UK-based OpenSignal, the global standard for analysis of mobile experience, has unveiled its latest global State of LTE report covering 75 countries.
At more than 19 billion measurements from 558,260 smartphone and smart device users to compare 4G speed and availability during the period between January 01- March 31, 2017, it is arguably the most comprehensive such survey undertaken. For its State of LTE report, OpenSignal collected data from regular consumer smartphones under conditions of normal usage.
India has both reasons to cheer and improve. 71.6% in 4G availability for the third quarter of 2016 has jumped to 81.6% in the 1st quarter of 2017 quarter measured. A jump due to a very unique case of a single operator, Jio who launched a nationwide LTE network that attracted 100 million subscribers in its first 6 months.
Availability levels of other operators in Indian market still hovered around 60%. However, its download speeds averaged 5.1 Mbps in the new report, dropping more than a megabit per second in just six months. These download speeds are only marginally faster than the average global 3G download speed which is at 4.4 Mbps.
Unveiling the report, Brendan Gill, Co-Founder & CEO, OpenSignal, said, “The mobile industry may now be turning its attention to 5G, but as OpenSignal’s latest analysis of global LTE performance shows there is still plenty of activity surrounding 4G. As new LTE networks come online and old networks gain new life through LTE-Advanced upgrades, 4G signals are making their way into new niches across the globe and operators are pushing the boundaries of 4G speeds.” “As our report illustrates, India is one of the most dynamic and fast changing mobile markets. The government and other stakeholders must continue to seize the immense opportunity and climb the global rankings across all parameters, to ensure high quality and consistent mobile experience for its 1 billion plus mobile users,” he further added.

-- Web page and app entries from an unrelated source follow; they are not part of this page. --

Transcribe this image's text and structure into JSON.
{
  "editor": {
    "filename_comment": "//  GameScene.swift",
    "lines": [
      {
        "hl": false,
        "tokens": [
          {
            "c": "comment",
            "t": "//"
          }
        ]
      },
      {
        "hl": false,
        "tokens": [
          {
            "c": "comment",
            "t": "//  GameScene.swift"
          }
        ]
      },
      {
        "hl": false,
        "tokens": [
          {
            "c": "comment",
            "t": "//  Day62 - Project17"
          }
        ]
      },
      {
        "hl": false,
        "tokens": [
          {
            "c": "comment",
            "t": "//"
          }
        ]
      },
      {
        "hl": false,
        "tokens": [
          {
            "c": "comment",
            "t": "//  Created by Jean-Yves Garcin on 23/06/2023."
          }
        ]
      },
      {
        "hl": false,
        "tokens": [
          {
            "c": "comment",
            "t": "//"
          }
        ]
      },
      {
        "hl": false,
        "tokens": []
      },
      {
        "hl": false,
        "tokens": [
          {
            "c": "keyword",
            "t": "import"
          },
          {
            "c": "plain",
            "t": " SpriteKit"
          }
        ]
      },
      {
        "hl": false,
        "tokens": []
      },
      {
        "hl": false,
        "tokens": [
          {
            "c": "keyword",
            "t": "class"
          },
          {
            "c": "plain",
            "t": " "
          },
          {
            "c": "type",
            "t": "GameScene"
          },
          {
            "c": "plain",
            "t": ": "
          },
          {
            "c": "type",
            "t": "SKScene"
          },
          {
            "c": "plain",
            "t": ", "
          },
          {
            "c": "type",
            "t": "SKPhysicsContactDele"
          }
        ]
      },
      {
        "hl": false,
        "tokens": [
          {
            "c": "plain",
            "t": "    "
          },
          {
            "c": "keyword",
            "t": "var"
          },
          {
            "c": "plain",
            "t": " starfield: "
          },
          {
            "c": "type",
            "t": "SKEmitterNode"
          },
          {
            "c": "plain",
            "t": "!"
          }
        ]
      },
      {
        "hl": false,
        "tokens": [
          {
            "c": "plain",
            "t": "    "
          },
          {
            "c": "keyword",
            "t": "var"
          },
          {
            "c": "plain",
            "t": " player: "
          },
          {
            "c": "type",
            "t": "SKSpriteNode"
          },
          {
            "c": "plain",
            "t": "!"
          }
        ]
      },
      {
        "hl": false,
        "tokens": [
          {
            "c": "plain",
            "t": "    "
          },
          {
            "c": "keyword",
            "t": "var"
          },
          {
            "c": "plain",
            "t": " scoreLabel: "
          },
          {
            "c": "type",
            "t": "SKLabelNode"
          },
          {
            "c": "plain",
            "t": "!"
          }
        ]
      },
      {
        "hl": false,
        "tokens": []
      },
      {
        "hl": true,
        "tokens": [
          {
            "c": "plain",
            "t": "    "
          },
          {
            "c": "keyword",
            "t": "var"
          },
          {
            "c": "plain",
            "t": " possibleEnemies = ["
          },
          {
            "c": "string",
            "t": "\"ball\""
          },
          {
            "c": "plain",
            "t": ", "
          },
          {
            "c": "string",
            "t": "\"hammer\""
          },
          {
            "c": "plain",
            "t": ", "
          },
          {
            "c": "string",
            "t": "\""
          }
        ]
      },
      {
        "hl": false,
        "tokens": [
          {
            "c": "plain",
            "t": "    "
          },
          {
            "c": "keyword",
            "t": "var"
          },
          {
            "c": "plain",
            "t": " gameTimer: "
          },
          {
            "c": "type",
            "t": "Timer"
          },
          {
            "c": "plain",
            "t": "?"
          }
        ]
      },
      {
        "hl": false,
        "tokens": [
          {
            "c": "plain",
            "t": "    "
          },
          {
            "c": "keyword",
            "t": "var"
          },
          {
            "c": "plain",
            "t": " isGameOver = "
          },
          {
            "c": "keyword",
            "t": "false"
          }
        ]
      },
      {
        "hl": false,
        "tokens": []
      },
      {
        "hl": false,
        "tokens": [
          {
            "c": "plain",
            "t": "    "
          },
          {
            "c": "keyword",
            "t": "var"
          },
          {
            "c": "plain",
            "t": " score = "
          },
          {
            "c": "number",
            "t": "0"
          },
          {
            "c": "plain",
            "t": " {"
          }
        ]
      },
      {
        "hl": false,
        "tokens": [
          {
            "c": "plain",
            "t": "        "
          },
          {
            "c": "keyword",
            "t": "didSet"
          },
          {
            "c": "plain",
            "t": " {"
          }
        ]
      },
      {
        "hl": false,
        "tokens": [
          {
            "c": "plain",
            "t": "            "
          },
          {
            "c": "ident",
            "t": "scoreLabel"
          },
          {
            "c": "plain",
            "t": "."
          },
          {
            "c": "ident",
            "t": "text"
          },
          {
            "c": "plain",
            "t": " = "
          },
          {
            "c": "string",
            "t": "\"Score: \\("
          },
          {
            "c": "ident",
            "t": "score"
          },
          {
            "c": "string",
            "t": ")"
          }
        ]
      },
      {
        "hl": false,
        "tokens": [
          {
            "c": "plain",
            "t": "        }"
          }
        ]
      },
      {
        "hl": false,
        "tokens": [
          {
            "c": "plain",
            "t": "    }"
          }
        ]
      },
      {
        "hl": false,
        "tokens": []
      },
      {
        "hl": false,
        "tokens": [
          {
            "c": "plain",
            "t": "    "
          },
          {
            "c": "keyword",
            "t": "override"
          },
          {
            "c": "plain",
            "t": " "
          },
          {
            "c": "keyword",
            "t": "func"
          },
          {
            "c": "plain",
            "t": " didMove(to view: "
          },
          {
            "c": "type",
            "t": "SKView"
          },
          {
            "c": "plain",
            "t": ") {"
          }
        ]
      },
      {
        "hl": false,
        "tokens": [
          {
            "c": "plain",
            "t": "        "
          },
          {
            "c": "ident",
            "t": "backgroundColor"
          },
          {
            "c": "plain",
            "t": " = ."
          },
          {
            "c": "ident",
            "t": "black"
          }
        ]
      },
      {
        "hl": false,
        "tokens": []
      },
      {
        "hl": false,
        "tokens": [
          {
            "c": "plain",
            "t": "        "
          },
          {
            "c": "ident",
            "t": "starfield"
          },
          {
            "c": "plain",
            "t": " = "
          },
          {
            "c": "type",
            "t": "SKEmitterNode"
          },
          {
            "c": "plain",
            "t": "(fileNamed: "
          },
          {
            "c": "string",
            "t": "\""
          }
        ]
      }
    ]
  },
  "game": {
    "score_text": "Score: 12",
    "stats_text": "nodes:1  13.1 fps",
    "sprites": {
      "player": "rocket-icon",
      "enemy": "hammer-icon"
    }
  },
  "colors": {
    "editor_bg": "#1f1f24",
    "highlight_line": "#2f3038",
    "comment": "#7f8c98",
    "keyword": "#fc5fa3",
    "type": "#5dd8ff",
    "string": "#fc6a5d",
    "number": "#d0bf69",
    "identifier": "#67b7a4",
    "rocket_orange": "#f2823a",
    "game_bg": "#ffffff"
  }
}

Other key report findings:
•South Korea scored highest in 4G availability and second highest in 4G download speed in tests.
•15 countries now deliver typical downloads in excess of 30 Mbps.
•Countries with fastest LTE speeds aren’t the ones with the most accessible 4G services and vice versa.
Figure 1 (below) shows how consistently accessible 4G networks are in each country. Rather than measure geographic coverage, OpenSignal’s availability metric tracks the proportion of time users have access to a particular network.
Figure 2 (below)
Compares 4G speed against 4G availability for countries covered in this report. Countries higher up and towards the right in the chart have both fast LTE networks and a high proportion of LTE signals, reflecting more developed 4G infrastructures. Countries in the lower-left hand side are typically in early stages of their LTE rollouts. There’s no hard and fast rule, though. Countries can have highly accessible networks, but their speeds can be limited by capacity constraints.
Meanwhile countries with new LTE networks may have limited 4G availability but, due to their light loads, can support considerably fast speeds.